Jahosacat

recipes use yeast :(

I was looking at sourdough recipes in my notebooks and noticed many of them have yeast in them. I read further and realized the recipes that use yeast were all meant to be totally made in a bread machine. At this point I'm giving my bread machine a rest until I feel more comfortable making sourdough breads. I'm trying to stick to recipes that do not use yeast in them, that just use sourdough starters. I'm wondering if it might work to skip the yeast, mix the bread using a mixer, knead it by hand, and give it a couple of rises.


Thanks for all opinions!

althetrainer's picture
althetrainer

I never use commercial yeast in my SD sandwich bread.   And I am pretty sure you can make any SD bread without it.  If you have a particular recipe in mind, you can post it here and let some of the more experienced bakers tell you if it can be done or not.  We love to learn and we are always willing to share.  Happy baking.


Al







sphealey's picture
sphealey

Many sourdough recipes are derived from commerical formulas, and I believe that production bakers often use a small amount of commerical yeast in the final mix to provide better control of the rising times - they have customers coming in at 5 AM whether or not the sourdough yeast felt like rising fast that night.  n general you can omit the commerical yeast; final proofing time might be longer. 

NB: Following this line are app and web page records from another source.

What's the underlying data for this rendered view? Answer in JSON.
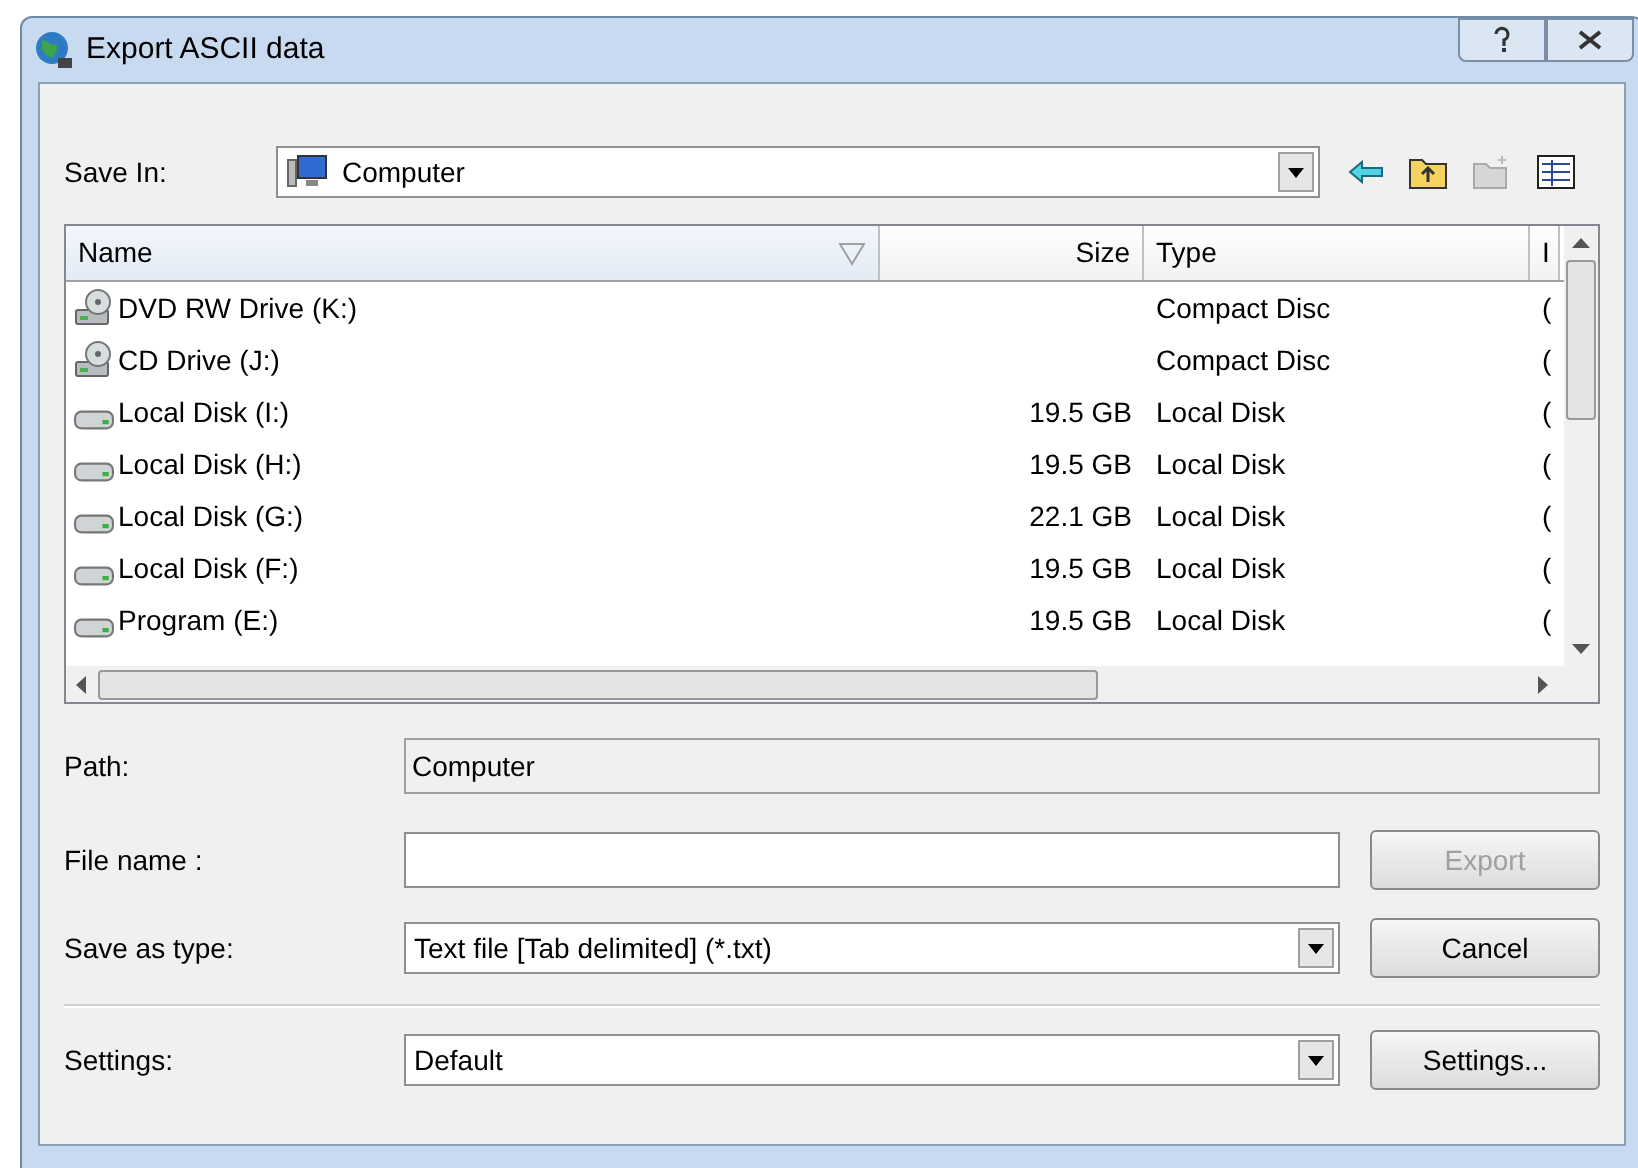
{
  "window": {
    "title": "Export ASCII data"
  },
  "save_in": {
    "label": "Save In:",
    "value": "Computer"
  },
  "file_list": {
    "columns": [
      {
        "label": "Name",
        "sorted": true
      },
      {
        "label": "Size",
        "sorted": false
      },
      {
        "label": "Type",
        "sorted": false
      },
      {
        "label": "I",
        "sorted": false
      }
    ],
    "rows": [
      {
        "kind": "optical",
        "name": "DVD RW Drive (K:)",
        "size": "",
        "type": "Compact Disc",
        "column_4": "("
      },
      {
        "kind": "optical",
        "name": "CD Drive (J:)",
        "size": "",
        "type": "Compact Disc",
        "column_4": "("
      },
      {
        "kind": "disk",
        "name": "Local Disk (I:)",
        "size": "19.5 GB",
        "type": "Local Disk",
        "column_4": "("
      },
      {
        "kind": "disk",
        "name": "Local Disk (H:)",
        "size": "19.5 GB",
        "type": "Local Disk",
        "column_4": "("
      },
      {
        "kind": "disk",
        "name": "Local Disk (G:)",
        "size": "22.1 GB",
        "type": "Local Disk",
        "column_4": "("
      },
      {
        "kind": "disk",
        "name": "Local Disk (F:)",
        "size": "19.5 GB",
        "type": "Local Disk",
        "column_4": "("
      },
      {
        "kind": "disk",
        "name": "Program (E:)",
        "size": "19.5 GB",
        "type": "Local Disk",
        "column_4": "("
      }
    ]
  },
  "path": {
    "label": "Path:",
    "value": "Computer"
  },
  "file_name": {
    "label": "File name :"
  },
  "export_button": {
    "label": "Export",
    "disabled": true
  },
  "save_as_type": {
    "label": "Save as type:",
    "value": "Text file [Tab delimited] (*.txt)"
  },
  "cancel_button": {
    "label": "Cancel",
    "disabled": false
  },
  "settings": {
    "label": "Settings:",
    "value": "Default"
  },
  "settings_button": {
    "label": "Settings...",
    "disabled": false
  }
}
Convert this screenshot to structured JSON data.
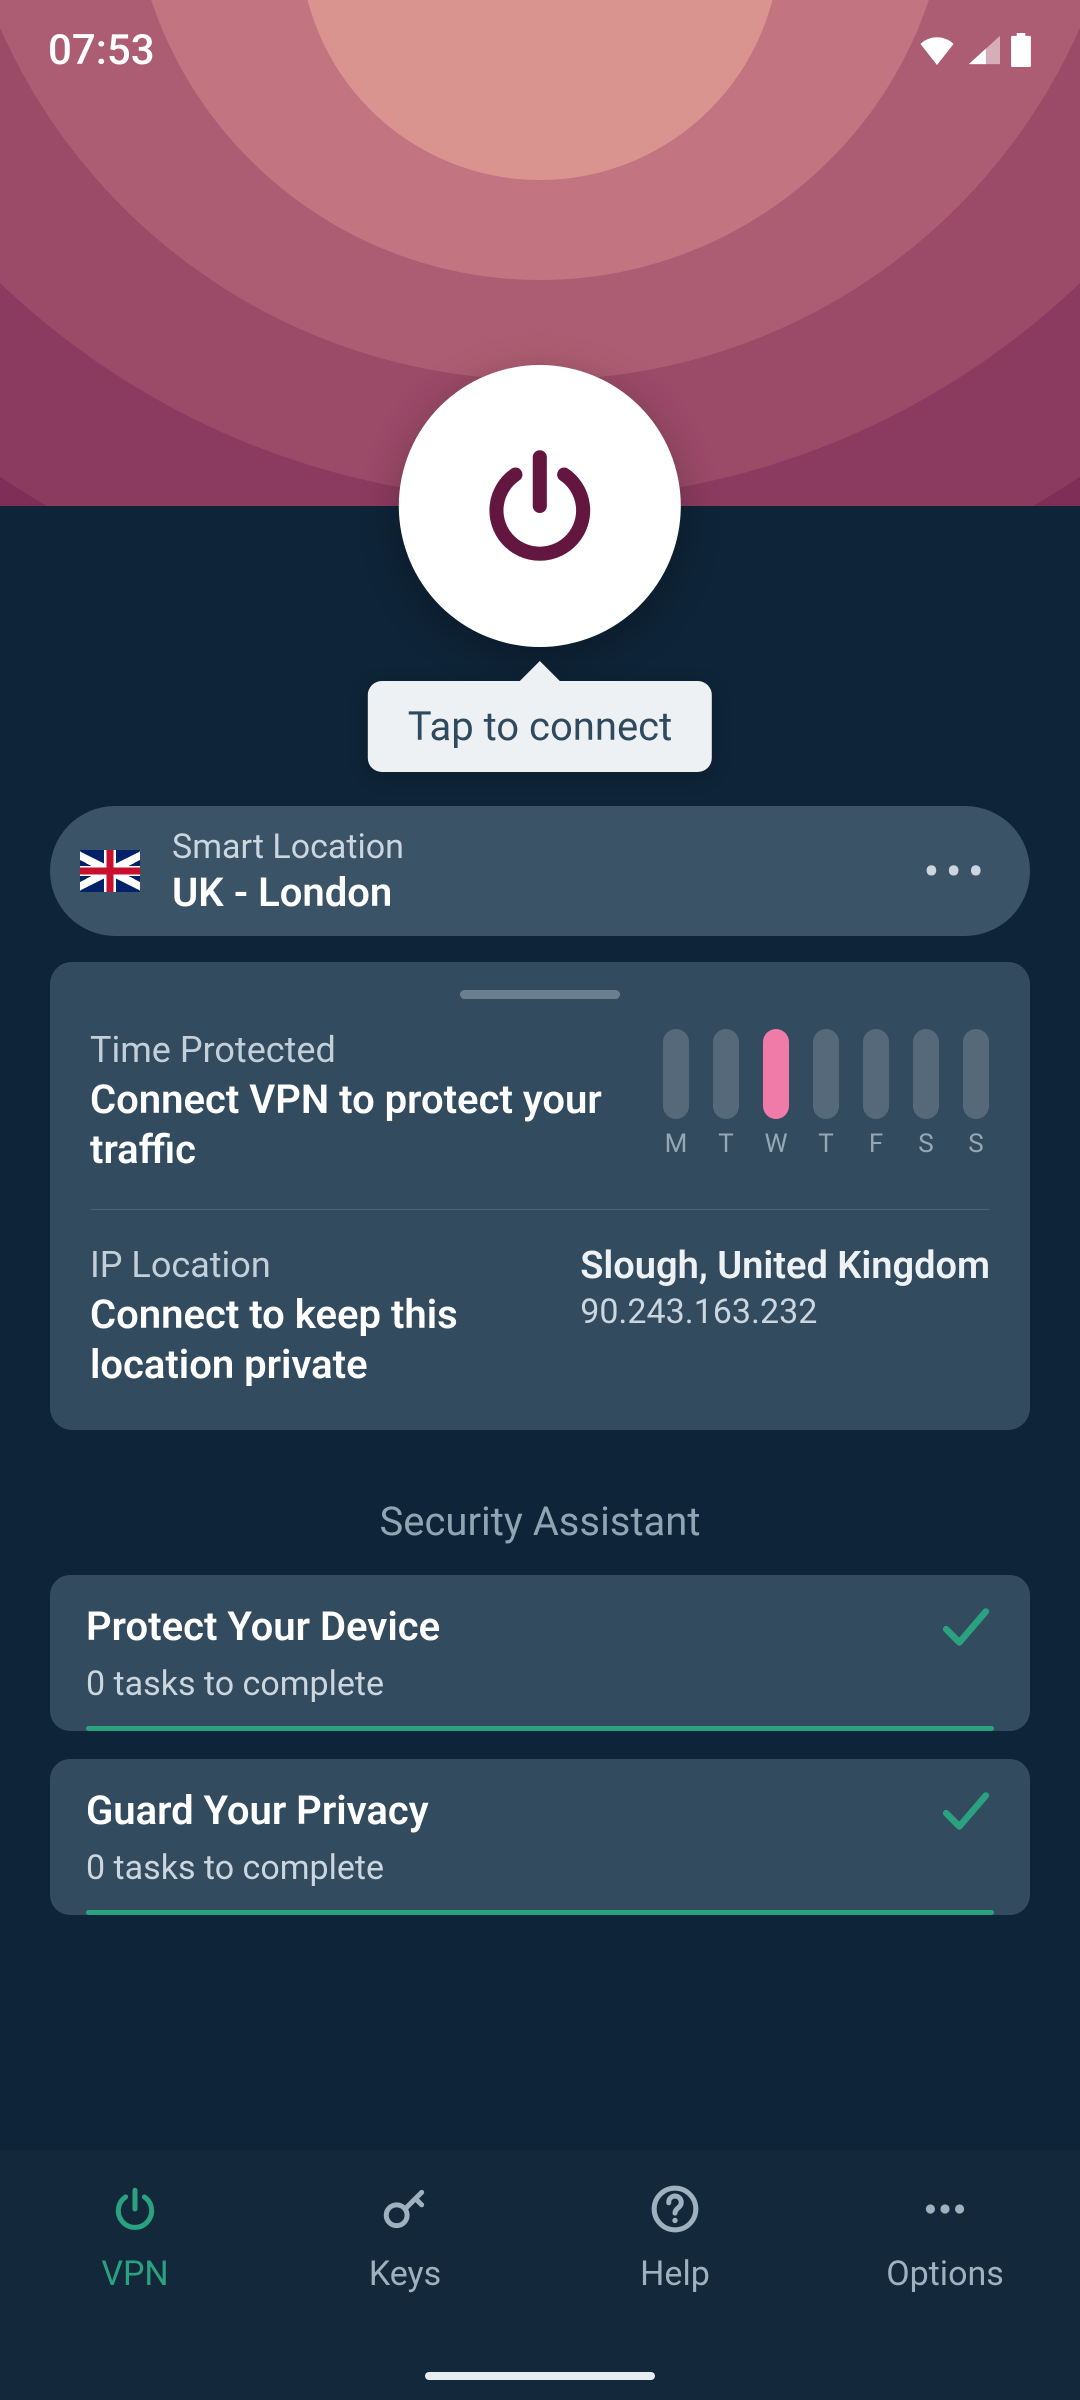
{
  "status": {
    "time": "07:53"
  },
  "connect": {
    "tooltip": "Tap to connect"
  },
  "location": {
    "smart": "Smart Location",
    "name": "UK - London"
  },
  "stats": {
    "time_label": "Time Protected",
    "time_value": "Connect VPN to protect your traffic",
    "days": [
      "M",
      "T",
      "W",
      "T",
      "F",
      "S",
      "S"
    ],
    "active_day_index": 2,
    "ip_label": "IP Location",
    "ip_value": "Connect to keep this location private",
    "ip_location": "Slough, United Kingdom",
    "ip_address": "90.243.163.232"
  },
  "security": {
    "title": "Security Assistant",
    "tasks": [
      {
        "title": "Protect Your Device",
        "sub": "0 tasks to complete",
        "done": true
      },
      {
        "title": "Guard Your Privacy",
        "sub": "0 tasks to complete",
        "done": true
      }
    ]
  },
  "nav": {
    "items": [
      {
        "label": "VPN",
        "icon": "power",
        "active": true
      },
      {
        "label": "Keys",
        "icon": "key",
        "active": false
      },
      {
        "label": "Help",
        "icon": "help",
        "active": false
      },
      {
        "label": "Options",
        "icon": "dots",
        "active": false
      }
    ]
  },
  "colors": {
    "accent": "#2aa27f",
    "power": "#63163f",
    "card": "#324b5e"
  }
}
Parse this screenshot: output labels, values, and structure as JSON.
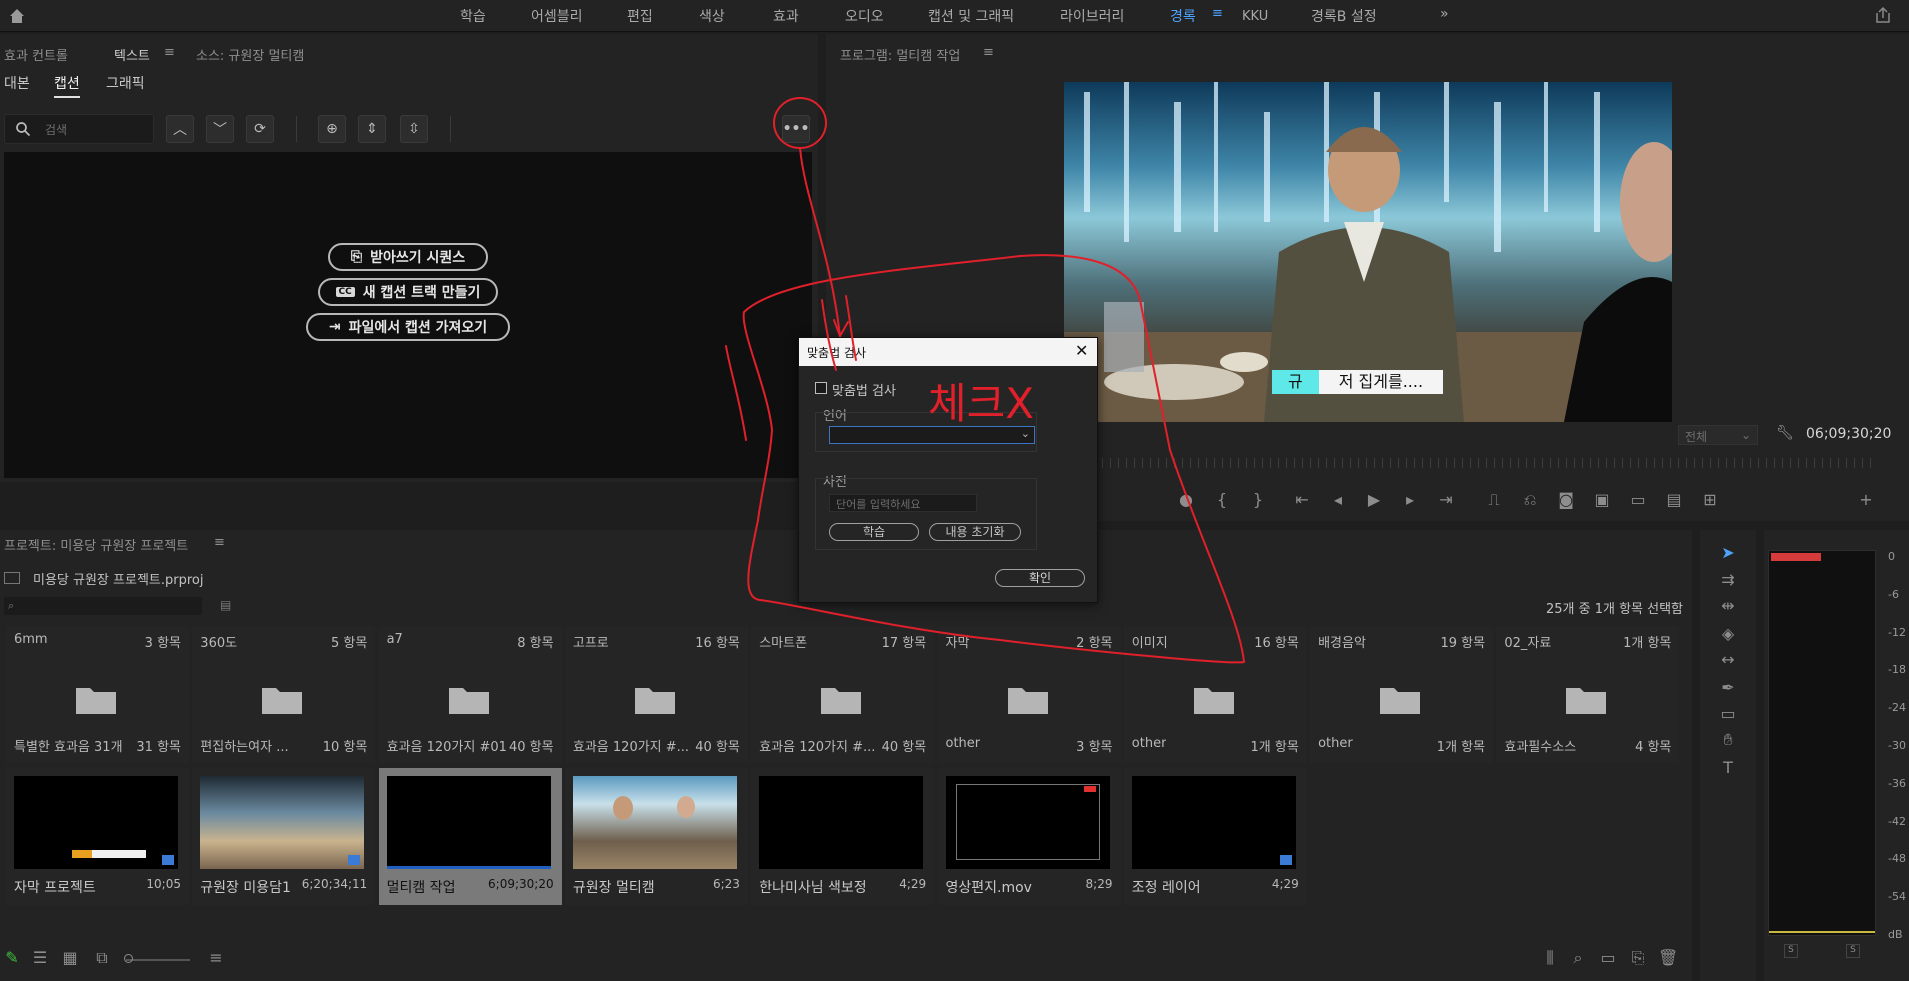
{
  "topbar": {
    "tabs": [
      "학습",
      "어셈블리",
      "편집",
      "색상",
      "효과",
      "오디오",
      "캡션 및 그래픽",
      "라이브러리",
      "경록",
      "KKU",
      "경록B 설정"
    ],
    "active_tab": "경록",
    "active_color": "#4ea3ff"
  },
  "left_panel": {
    "tabs": [
      "효과 컨트롤",
      "텍스트",
      "소스: 규원장 멀티캠"
    ],
    "subtabs": [
      "대본",
      "캡션",
      "그래픽"
    ],
    "active_subtab": "캡션",
    "search_placeholder": "검색",
    "buttons": [
      "받아쓰기 시퀀스",
      "새 캡션 트랙 만들기",
      "파일에서 캡션 가져오기"
    ]
  },
  "program_monitor": {
    "title": "프로그램: 멀티캠 작업",
    "caption_left": "규",
    "caption_right": "저 집게를....",
    "fit_label": "전체",
    "timecode": "06;09;30;20"
  },
  "dialog": {
    "title": "맞춤법 검사",
    "checkbox_label": "맞춤법 검사",
    "language_label": "언어",
    "language_value": "",
    "dictionary_label": "사전",
    "word_placeholder": "단어를 입력하세요",
    "learn_button": "학습",
    "reset_button": "내용 초기화",
    "ok_button": "확인"
  },
  "annotation": {
    "text": "체크X",
    "color": "#e0202a"
  },
  "project": {
    "title": "프로젝트: 미용당 규원장 프로젝트",
    "file_name": "미용당 규원장 프로젝트.prproj",
    "selection_status": "25개 중 1개 항목 선택함",
    "folders": [
      {
        "name": "6mm",
        "count": "3 항목",
        "sub": "특별한 효과음 31개",
        "sub_count": "31 항목"
      },
      {
        "name": "360도",
        "count": "5 항목",
        "sub": "편집하는여자 ...",
        "sub_count": "10 항목"
      },
      {
        "name": "a7",
        "count": "8 항목",
        "sub": "효과음 120가지 #01",
        "sub_count": "40 항목"
      },
      {
        "name": "고프로",
        "count": "16 항목",
        "sub": "효과음 120가지 #...",
        "sub_count": "40 항목"
      },
      {
        "name": "스마트폰",
        "count": "17 항목",
        "sub": "효과음 120가지 #...",
        "sub_count": "40 항목"
      },
      {
        "name": "자막",
        "count": "2 항목",
        "sub": "other",
        "sub_count": "3 항목"
      },
      {
        "name": "이미지",
        "count": "16 항목",
        "sub": "other",
        "sub_count": "1개 항목"
      },
      {
        "name": "배경음악",
        "count": "19 항목",
        "sub": "other",
        "sub_count": "1개 항목"
      },
      {
        "name": "02_자료",
        "count": "1개 항목",
        "sub": "효과필수소스",
        "sub_count": "4 항목"
      }
    ],
    "clips": [
      {
        "name": "자막 프로젝트",
        "duration": "10;05"
      },
      {
        "name": "규원장 미용담1",
        "duration": "6;20;34;11"
      },
      {
        "name": "멀티캠 작업",
        "duration": "6;09;30;20"
      },
      {
        "name": "규원장 멀티캠",
        "duration": "6;23"
      },
      {
        "name": "한나미사님 색보정",
        "duration": "4;29"
      },
      {
        "name": "영상편지.mov",
        "duration": "8;29"
      },
      {
        "name": "조정 레이어",
        "duration": "4;29"
      }
    ]
  },
  "audio_meter": {
    "scale": [
      "0",
      "-6",
      "-12",
      "-18",
      "-24",
      "-30",
      "-36",
      "-42",
      "-48",
      "-54",
      "dB"
    ],
    "solo": [
      "S",
      "S"
    ]
  }
}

If your starter gets really sour there can be a problem with the acids destroying the gluten during a long proof, but that's not a common problem.


sPh

tsmos's picture
tsmos

I have found that most bread recipes can be converted to sourdough recipes.


Consider the strength of your starter, or a specific refreshed starter you prepare for any of your basic sourdough recipes.  Then re-calculate the weights of ingredients in your new recipy to match those of the recipe you trust (especially flour/water) and see if you can substitute some of the flour/water in your new recipe with the same weight of sourdough starter.  Adjust salt/sugar/diastatic malt powder as needed.


Bread machines are not meant for long fermentation periods as required by sourdough.  They are meant to create a perfect cycle for commercial yeast.

Jahosacat's picture
Jahosacat

Thanks for the opinions. I guess I'll have some fun trying at least 1 of the recipes later this week. And I'll keep good notes when I adjust it.